■ Requirement
From first line to last, retype the data exactly.

╭─ Data shown

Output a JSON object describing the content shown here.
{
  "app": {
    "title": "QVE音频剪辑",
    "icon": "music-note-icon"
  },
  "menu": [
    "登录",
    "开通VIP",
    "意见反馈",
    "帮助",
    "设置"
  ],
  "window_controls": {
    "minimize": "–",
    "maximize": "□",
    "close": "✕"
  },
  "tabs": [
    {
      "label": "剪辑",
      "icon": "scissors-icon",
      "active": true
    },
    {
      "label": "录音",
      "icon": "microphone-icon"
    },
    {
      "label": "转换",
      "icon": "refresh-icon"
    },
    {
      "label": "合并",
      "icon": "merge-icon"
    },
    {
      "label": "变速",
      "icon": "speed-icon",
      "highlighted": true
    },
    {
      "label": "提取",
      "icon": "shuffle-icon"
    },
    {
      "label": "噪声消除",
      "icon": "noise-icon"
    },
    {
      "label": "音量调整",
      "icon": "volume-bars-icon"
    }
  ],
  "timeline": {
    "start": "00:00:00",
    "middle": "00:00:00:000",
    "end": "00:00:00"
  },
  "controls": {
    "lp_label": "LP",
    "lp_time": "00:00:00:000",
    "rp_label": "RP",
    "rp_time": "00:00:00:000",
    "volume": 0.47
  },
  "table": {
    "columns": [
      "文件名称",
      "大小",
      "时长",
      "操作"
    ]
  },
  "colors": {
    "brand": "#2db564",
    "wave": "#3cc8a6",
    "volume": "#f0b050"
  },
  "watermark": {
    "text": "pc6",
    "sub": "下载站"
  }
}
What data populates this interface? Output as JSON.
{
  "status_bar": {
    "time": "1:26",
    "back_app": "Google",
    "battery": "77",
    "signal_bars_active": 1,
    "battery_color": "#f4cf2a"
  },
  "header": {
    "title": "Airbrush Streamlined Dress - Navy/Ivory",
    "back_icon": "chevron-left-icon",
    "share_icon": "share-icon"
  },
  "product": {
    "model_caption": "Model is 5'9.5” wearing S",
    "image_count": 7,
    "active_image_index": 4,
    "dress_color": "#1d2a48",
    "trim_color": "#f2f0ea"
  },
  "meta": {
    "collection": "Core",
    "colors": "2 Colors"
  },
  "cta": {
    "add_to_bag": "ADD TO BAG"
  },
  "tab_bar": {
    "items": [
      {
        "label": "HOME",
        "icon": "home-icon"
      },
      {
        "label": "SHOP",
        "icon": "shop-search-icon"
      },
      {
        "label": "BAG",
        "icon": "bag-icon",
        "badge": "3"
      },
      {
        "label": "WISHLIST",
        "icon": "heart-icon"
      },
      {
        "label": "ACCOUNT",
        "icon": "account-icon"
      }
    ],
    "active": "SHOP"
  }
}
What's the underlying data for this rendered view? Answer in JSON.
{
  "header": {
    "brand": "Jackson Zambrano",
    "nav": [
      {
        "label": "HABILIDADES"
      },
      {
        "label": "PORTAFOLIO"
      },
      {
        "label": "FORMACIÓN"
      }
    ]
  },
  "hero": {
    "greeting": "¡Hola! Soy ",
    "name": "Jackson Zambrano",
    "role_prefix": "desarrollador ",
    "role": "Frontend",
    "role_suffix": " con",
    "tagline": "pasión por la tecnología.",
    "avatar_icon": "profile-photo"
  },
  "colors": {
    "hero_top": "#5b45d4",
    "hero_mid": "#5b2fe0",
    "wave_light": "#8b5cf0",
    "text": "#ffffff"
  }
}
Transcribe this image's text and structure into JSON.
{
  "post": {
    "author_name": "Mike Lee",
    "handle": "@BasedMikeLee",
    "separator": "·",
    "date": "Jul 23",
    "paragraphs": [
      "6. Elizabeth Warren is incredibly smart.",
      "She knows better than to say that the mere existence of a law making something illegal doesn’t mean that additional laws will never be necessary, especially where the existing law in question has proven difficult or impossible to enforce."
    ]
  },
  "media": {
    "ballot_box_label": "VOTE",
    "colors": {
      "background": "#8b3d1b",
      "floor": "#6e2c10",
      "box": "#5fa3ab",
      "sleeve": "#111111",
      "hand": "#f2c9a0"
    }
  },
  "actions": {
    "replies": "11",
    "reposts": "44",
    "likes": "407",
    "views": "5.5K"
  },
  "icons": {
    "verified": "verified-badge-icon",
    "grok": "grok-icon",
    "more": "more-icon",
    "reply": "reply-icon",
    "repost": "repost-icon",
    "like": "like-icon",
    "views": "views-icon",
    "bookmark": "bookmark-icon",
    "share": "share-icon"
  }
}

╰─

■ Written answer
Output a JSON object describing the content shown here.
{
  "app": {
    "title": "QVE音频剪辑",
    "icon": "music-note-icon"
  },
  "menu": [
    "登录",
    "开通VIP",
    "意见反馈",
    "帮助",
    "设置"
  ],
  "window_controls": {
    "minimize": "–",
    "maximize": "□",
    "close": "✕"
  },
  "tabs": [
    {
      "label": "剪辑",
      "icon": "scissors-icon",
      "active": true
    },
    {
      "label": "录音",
      "icon": "microphone-icon"
    },
    {
      "label": "转换",
      "icon": "refresh-icon"
    },
    {
      "label": "合并",
      "icon": "merge-icon"
    },
    {
      "label": "变速",
      "icon": "speed-icon",
      "highlighted": true
    },
    {
      "label": "提取",
      "icon": "shuffle-icon"
    },
    {
      "label": "噪声消除",
      "icon": "noise-icon"
    },
    {
      "label": "音量调整",
      "icon": "volume-bars-icon"
    }
  ],
  "timeline": {
    "start": "00:00:00",
    "middle": "00:00:00:000",
    "end": "00:00:00"
  },
  "controls": {
    "lp_label": "LP",
    "lp_time": "00:00:00:000",
    "rp_label": "RP",
    "rp_time": "00:00:00:000",
    "volume": 0.47
  },
  "table": {
    "columns": [
      "文件名称",
      "大小",
      "时长",
      "操作"
    ]
  },
  "colors": {
    "brand": "#2db564",
    "wave": "#3cc8a6",
    "volume": "#f0b050"
  },
  "watermark": {
    "text": "pc6",
    "sub": "下载站"
  }
}
What data populates this interface? Output as JSON.
{
  "status_bar": {
    "time": "1:26",
    "back_app": "Google",
    "battery": "77",
    "signal_bars_active": 1,
    "battery_color": "#f4cf2a"
  },
  "header": {
    "title": "Airbrush Streamlined Dress - Navy/Ivory",
    "back_icon": "chevron-left-icon",
    "share_icon": "share-icon"
  },
  "product": {
    "model_caption": "Model is 5'9.5” wearing S",
    "image_count": 7,
    "active_image_index": 4,
    "dress_color": "#1d2a48",
    "trim_color": "#f2f0ea"
  },
  "meta": {
    "collection": "Core",
    "colors": "2 Colors"
  },
  "cta": {
    "add_to_bag": "ADD TO BAG"
  },
  "tab_bar": {
    "items": [
      {
        "label": "HOME",
        "icon": "home-icon"
      },
      {
        "label": "SHOP",
        "icon": "shop-search-icon"
      },
      {
        "label": "BAG",
        "icon": "bag-icon",
        "badge": "3"
      },
      {
        "label": "WISHLIST",
        "icon": "heart-icon"
      },
      {
        "label": "ACCOUNT",
        "icon": "account-icon"
      }
    ],
    "active": "SHOP"
  }
}
What's the underlying data for this rendered view? Answer in JSON.
{
  "header": {
    "brand": "Jackson Zambrano",
    "nav": [
      {
        "label": "HABILIDADES"
      },
      {
        "label": "PORTAFOLIO"
      },
      {
        "label": "FORMACIÓN"
      }
    ]
  },
  "hero": {
    "greeting": "¡Hola! Soy ",
    "name": "Jackson Zambrano",
    "role_prefix": "desarrollador ",
    "role": "Frontend",
    "role_suffix": " con",
    "tagline": "pasión por la tecnología.",
    "avatar_icon": "profile-photo"
  },
  "colors": {
    "hero_top": "#5b45d4",
    "hero_mid": "#5b2fe0",
    "wave_light": "#8b5cf0",
    "text": "#ffffff"
  }
}
Transcribe this image's text and structure into JSON.
{
  "post": {
    "author_name": "Mike Lee",
    "handle": "@BasedMikeLee",
    "separator": "·",
    "date": "Jul 23",
    "paragraphs": [
      "6. Elizabeth Warren is incredibly smart.",
      "She knows better than to say that the mere existence of a law making something illegal doesn’t mean that additional laws will never be necessary, especially where the existing law in question has proven difficult or impossible to enforce."
    ]
  },
  "media": {
    "ballot_box_label": "VOTE",
    "colors": {
      "background": "#8b3d1b",
      "floor": "#6e2c10",
      "box": "#5fa3ab",
      "sleeve": "#111111",
      "hand": "#f2c9a0"
    }
  },
  "actions": {
    "replies": "11",
    "reposts": "44",
    "likes": "407",
    "views": "5.5K"
  },
  "icons": {
    "verified": "verified-badge-icon",
    "grok": "grok-icon",
    "more": "more-icon",
    "reply": "reply-icon",
    "repost": "repost-icon",
    "like": "like-icon",
    "views": "views-icon",
    "bookmark": "bookmark-icon",
    "share": "share-icon"
  }
}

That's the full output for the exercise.